Brokaw said Russert had just returned from a family trip to Italy with his wife, writer Maureen Orth. Their son, Luke, graduated from Boston College this spring, Brokaw said.
Russert served as host of "Meet the Press" longer than any other person and was "one of the premier political analysts and journalists of his time," Brokaw said.
The Buffalo native got his start in New York politics, working for then-senator Daniel Patrick Moynihan and then-governor Mario Cuomo.
Russert took over "Meet the Press" in December 1991. It became the most watched Sunday morning interview program in the country.
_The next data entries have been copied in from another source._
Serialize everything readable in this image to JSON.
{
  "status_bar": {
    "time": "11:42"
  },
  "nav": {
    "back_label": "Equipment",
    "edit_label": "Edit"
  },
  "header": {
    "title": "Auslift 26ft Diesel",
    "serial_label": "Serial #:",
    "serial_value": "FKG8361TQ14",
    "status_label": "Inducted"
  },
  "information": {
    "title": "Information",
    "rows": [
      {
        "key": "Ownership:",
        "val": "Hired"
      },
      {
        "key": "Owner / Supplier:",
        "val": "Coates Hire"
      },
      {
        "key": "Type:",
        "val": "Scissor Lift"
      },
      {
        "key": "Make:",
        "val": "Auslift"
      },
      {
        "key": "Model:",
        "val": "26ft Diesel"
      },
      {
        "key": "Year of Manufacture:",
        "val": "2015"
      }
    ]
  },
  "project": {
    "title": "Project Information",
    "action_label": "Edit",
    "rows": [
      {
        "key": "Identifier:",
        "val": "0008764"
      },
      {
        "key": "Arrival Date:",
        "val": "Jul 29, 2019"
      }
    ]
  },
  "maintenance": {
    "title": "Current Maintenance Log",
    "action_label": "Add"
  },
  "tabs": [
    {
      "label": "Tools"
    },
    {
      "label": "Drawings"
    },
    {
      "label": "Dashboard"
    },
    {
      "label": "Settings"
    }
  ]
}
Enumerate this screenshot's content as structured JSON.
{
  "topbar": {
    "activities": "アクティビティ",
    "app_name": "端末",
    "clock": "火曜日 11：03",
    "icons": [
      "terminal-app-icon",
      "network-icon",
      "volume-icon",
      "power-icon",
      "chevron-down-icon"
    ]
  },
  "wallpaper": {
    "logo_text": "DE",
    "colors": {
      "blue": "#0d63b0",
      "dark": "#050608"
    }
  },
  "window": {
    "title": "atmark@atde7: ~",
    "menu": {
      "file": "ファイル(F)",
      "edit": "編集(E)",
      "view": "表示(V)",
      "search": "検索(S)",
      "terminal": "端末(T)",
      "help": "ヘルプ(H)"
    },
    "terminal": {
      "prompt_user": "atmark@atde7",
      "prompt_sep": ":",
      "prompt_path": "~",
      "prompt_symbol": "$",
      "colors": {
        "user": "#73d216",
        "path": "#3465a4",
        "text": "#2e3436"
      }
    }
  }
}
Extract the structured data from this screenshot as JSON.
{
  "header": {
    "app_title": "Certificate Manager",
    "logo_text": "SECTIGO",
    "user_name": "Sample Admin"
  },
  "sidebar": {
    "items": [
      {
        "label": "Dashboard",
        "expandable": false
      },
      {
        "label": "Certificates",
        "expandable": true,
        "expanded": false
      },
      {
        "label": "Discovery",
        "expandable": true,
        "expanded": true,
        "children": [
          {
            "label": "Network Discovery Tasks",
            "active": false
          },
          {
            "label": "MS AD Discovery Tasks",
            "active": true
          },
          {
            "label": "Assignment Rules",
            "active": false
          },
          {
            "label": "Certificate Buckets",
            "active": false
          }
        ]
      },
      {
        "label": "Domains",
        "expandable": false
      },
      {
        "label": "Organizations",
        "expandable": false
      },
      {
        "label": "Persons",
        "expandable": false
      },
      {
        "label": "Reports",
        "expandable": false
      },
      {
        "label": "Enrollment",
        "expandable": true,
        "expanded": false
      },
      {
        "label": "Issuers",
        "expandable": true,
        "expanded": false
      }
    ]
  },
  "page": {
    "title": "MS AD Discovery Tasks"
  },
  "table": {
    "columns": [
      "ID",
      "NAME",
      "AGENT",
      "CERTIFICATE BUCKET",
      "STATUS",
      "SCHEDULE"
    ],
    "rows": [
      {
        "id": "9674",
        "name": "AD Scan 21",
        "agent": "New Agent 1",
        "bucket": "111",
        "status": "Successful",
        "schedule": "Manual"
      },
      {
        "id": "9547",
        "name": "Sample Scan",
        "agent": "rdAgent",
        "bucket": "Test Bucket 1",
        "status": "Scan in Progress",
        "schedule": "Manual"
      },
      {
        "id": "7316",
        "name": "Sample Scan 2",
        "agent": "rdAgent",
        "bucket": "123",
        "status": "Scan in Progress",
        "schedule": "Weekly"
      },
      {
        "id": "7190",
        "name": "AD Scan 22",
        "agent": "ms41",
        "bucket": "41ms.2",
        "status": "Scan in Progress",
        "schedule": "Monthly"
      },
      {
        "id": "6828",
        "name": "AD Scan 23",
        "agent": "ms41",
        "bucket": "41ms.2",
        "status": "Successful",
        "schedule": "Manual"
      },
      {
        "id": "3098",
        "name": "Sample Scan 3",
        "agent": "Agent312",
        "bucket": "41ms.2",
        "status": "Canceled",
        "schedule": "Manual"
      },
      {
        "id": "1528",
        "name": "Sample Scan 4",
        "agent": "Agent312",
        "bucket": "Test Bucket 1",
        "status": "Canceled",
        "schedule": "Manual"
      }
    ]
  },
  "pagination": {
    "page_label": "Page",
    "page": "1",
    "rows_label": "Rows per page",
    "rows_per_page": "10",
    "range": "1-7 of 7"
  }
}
It is the longest-running program in television history.
His signature trait there was an unrelenting style of questioning that made some politicians reluctant to appear, yet confident that they could claim extra credibility if they survived his grilling intact.
This year, Time Magazine named him one of the 100 most influential people in the world.
Carl P. Leubsdorf, president of the Gridiron Club, an organization of journalists, said in a statement,
Russert had Buffalo's blue collar roots, a Jesuit education, a law degree and a Democratic pedigree that came from his turn as an aide to the late Sen. Daniel Patrick Moynihan of New York.
"It was a measure of the degree to which Tim Russert was respected in the journalistic world that he was the first broadcaster elected to membership in the Gridiron Club after the rules were changed in 2004 to end our century-old restriction to print journalists.
He was born in Buffalo, N.Y., on May 7, 1950. He graduated from Canisius High School, John Carroll University and with honors from the Cleveland-Marshall College of Law.
Before joining NBC in 1984, Russert served as counselor in the New York governor's office in Albany in 1983 and 1984 and as special counsel in the U.S. Senate from 1977 to 1982.
He was admitted to the bar in New York and D.C.
Russert is survived by his wife, Maureen Orth, a writer for Vanity Fair magazine, and their son, Luke.